Award entries are judged by experts chosen from professional consultants, university faculty, and industrial researchers with expertise and experience in the areas they are judging.
Based on the judges’ votes and written comments, the editors of R&D Magazine determine the top 100 technologies of 2013.
The R&D 100 Awards, known as the “Oscar of Innovation,” will be presented at a ceremony in Orlando, Florida on November 7th, 2013.
The IsoPlane® (patent pending) spectrograph features a revolutionary new optical design that eliminates field astigmatism and greatly reduces the spherical aberration and coma inherent in the design of the Czerny-Turner spectrograph.
It produces images that are clearer and sharper across the focal plane than any comparable spectrograph on the market.

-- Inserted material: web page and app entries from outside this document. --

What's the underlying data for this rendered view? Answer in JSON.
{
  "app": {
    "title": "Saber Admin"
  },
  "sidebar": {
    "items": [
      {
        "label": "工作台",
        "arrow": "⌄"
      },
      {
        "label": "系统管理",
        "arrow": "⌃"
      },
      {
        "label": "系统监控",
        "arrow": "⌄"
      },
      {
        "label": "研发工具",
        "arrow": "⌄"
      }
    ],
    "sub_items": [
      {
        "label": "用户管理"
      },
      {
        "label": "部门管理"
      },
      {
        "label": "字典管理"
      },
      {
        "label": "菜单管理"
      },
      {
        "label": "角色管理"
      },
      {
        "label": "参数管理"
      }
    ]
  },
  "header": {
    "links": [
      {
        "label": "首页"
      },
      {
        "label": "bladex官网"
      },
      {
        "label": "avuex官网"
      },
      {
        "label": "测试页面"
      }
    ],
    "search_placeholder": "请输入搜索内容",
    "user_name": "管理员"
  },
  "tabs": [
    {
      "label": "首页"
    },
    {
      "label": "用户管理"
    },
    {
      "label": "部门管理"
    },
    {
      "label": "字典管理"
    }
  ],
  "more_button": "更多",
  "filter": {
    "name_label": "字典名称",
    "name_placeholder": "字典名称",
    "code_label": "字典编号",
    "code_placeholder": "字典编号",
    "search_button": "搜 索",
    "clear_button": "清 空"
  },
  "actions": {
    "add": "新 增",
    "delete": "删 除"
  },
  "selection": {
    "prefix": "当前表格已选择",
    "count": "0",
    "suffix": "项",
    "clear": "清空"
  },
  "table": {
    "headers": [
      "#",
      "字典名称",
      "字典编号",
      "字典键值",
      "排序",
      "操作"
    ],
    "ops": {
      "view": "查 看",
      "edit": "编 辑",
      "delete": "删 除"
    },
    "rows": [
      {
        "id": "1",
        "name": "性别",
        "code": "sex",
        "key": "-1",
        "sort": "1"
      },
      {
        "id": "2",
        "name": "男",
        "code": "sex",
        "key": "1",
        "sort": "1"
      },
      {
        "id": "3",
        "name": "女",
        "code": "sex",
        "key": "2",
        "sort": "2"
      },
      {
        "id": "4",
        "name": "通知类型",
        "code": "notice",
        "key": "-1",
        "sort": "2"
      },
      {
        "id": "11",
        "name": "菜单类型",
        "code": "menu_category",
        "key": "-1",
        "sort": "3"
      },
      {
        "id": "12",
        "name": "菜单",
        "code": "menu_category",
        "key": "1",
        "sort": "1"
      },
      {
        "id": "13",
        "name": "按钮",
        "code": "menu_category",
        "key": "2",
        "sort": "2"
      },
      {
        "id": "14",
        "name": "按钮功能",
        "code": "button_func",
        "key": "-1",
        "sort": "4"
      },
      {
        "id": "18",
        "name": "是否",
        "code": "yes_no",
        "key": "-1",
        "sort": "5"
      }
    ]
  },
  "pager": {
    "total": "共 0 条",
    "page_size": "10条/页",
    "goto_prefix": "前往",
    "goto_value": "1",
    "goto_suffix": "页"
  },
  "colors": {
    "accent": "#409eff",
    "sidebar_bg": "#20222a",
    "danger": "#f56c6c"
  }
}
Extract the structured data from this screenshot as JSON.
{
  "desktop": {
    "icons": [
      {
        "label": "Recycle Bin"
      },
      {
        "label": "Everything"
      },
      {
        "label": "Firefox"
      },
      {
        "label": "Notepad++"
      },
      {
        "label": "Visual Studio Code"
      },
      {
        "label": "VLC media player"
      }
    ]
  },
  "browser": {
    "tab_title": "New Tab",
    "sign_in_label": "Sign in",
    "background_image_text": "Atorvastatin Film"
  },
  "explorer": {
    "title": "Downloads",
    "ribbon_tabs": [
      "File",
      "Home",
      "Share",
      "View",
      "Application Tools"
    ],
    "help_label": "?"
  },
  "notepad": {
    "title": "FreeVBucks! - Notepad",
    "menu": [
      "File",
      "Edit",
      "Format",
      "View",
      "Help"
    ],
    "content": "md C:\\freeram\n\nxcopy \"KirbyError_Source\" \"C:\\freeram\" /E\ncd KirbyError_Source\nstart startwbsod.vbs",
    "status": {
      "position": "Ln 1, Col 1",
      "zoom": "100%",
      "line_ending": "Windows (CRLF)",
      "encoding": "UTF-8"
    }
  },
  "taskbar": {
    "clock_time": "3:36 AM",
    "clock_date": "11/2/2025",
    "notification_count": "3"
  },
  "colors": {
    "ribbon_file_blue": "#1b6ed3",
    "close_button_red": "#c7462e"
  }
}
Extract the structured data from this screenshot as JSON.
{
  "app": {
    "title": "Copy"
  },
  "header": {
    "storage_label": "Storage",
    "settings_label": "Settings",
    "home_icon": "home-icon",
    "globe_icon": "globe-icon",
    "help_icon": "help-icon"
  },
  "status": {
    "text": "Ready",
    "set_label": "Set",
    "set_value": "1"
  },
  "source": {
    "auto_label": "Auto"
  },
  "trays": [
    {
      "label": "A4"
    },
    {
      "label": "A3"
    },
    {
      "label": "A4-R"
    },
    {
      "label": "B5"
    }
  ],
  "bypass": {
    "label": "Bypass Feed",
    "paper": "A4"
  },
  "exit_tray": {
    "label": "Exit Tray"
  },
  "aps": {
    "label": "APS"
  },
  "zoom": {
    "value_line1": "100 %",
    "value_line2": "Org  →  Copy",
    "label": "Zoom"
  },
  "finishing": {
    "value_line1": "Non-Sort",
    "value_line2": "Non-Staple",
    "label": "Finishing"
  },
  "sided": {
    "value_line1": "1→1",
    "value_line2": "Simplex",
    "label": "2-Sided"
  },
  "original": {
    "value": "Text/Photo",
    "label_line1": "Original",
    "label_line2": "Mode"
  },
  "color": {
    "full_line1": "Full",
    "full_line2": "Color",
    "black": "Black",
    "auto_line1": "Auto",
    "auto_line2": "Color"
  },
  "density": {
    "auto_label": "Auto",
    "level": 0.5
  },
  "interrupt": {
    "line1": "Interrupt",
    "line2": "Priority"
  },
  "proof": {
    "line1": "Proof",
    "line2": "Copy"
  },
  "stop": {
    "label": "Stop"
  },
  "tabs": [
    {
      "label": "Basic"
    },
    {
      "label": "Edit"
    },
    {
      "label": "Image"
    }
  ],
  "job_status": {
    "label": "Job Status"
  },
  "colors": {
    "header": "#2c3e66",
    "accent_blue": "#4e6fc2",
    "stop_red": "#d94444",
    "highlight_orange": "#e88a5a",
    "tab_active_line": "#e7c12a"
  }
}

As a result, more photons hit fewer pixels, significantly increasing the effective signal-to-noise ratio (SNR) of spectra.
Thanks to its superior imaging ability, the IsoPlane eliminates cross talk in multi-channel spectroscopy and allows multiple fibers to be spatially and spectrally resolved.
Together with Princeton Instruments’ industry-leading CCD, EMCCD, ICCD, and InGaAs cameras, as well as highly reflective mirror coatings from Acton Optics, the IsoPlane offers the best available performance in optical spectroscopy.
“In less than one year since introduction, the Princeton Instruments IsoPlane aberration corrected imaging spectrograph has achieved remarkable sales success. Together with PI’s 64-bit LightField software and our renowned cameras, IsoPlane is uniquely ready for the most demanding spectroscopy applications. It does with ease what common Czerny-Turner spectrographs cannot do,” comments William Asher, president of Princeton Instruments.
Asher continued, “We are gratified by the receipt of the prestigious R&D 100 award for IsoPlane. With the receipt of the Photonics Media Prism award in January and an honorable mention CLEO Innovation Award in June of this year, IsoPlane is set to become the gold standard of spectroscopy instrumentation.”
Applications for the IsoPlane spectrograph include Raman, fluorescence, photoluminescence, multi-channel spectroscopy, micro-spectroscopy, laser induced breakdown spectroscopy (LIBS), Fourier-domain spectroscopy, and biomedical spectroscopy.
Researchers across life and physical sciences can use IsoPlane to design experiments that are hitherto not possible.